What are the symptoms of GPC?

People with GPC may experience a white discharge from the area, as well as suffering from redness, itching and light sensitivity. These problems often get worse when contact lenses are removed. Other symptoms include:

  • Increased mucous production
  • Foreign body sensation when contact lenses are removed
  • Wanting to remove contact lenses earlier in the day
  • Contact lenses moving around more
  • Contact lenses don't fit as well as before
  • Blurred vision

Burning sensationWhat causes GPC?

GPC is primarily a contact lens related condition, although the condition can develop in other circumstances such as in people who have artificial eyes or have exposed sutures in their eyes. GPC can be caused by a number of issues with contact lenses, including allergies to the chemicals used to clean them, the rubbing of the lenses against the eyelid, and protein deposit build-up on the lenses. People who already have allergies are thought to be more prone to developing GPC, as are those who wear soft rather than hard contact lenses. 
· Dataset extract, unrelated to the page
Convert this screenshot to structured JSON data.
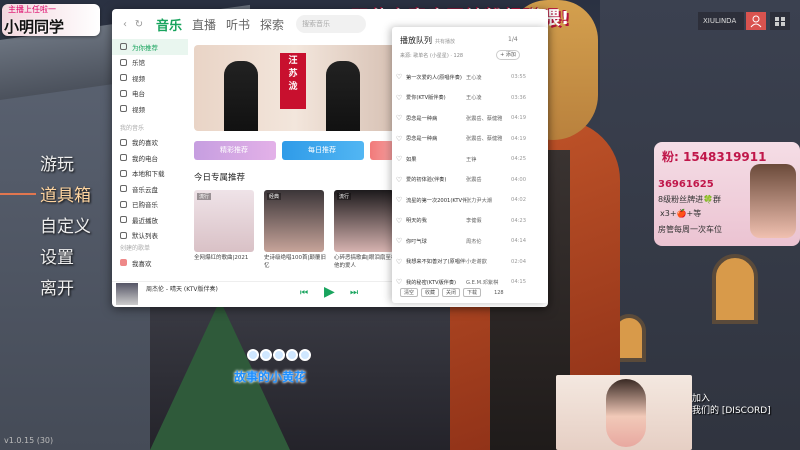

How is GPC diagnosed?

Visit your local optometrist and discuss your symptoms to discover whether you have GPC. They will likely take a careful history of your complaints and then observe your eyes under an upright microscope called a slit lamp. The optometrist will flip your upper eyelid outward to examine the inner eyelid, and may also apply a dye to temporarily stain the tissue for easier diagnosis. 
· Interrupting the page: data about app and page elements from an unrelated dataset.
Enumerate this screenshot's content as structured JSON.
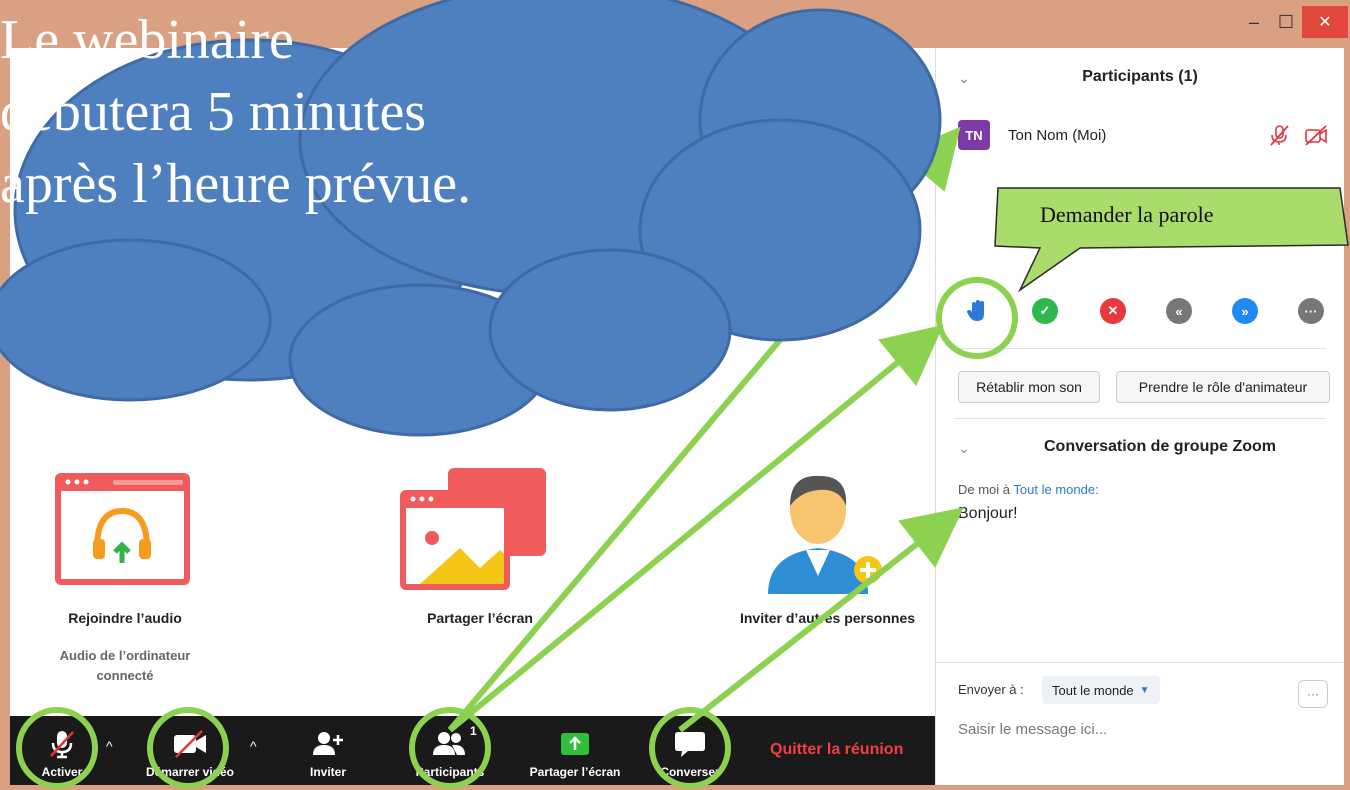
{
  "window": {
    "min": "–",
    "max": "☐",
    "close": "✕"
  },
  "participants": {
    "header": "Participants (1)",
    "list": [
      {
        "initials": "TN",
        "name": "Ton Nom (Moi)"
      }
    ],
    "buttons": {
      "unmute": "Rétablir mon son",
      "host": "Prendre le rôle d'animateur"
    }
  },
  "chat": {
    "header": "Conversation de groupe Zoom",
    "from_prefix": "De moi à",
    "from_target": "Tout le monde:",
    "message": "Bonjour!",
    "send_label": "Envoyer à :",
    "send_to": "Tout le monde",
    "input_placeholder": "Saisir le message ici..."
  },
  "hub": {
    "audio": {
      "label": "Rejoindre l’audio",
      "sub1": "Audio de l’ordinateur",
      "sub2": "connecté"
    },
    "share": {
      "label": "Partager l’écran"
    },
    "invite": {
      "label": "Inviter d’autres personnes"
    }
  },
  "toolbar": {
    "mute": "Activer",
    "video": "Démarrer vidéo",
    "invite": "Inviter",
    "participants": "Participants",
    "participants_count": "1",
    "share": "Partager l’écran",
    "chat": "Converser",
    "leave": "Quitter la réunion"
  },
  "annotations": {
    "cloud": [
      "Le webinaire",
      "débutera 5 minutes",
      "après l’heure prévue."
    ],
    "callout": "Demander la parole"
  },
  "colors": {
    "cloud": "#4e7fbf",
    "arrow": "#8dd151",
    "accent": "#2d7ad6",
    "quit": "#f23f3f"
  }
}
Are there treatments for GPC?

There are several treatments for GPC, although most people will simply be asked to remove their contact lenses until the irritation calms down. While it may only be a few weeks before the area heals, it can take six months or longer. This means you may need to consider alternative options for any vision problems you have, such as glasses. Other treatments can include switching out your cleaning solution if you are allergic to your current product, or swapping your contact lenses for a different type. Eye medications such as steroid drops may also be prescribed.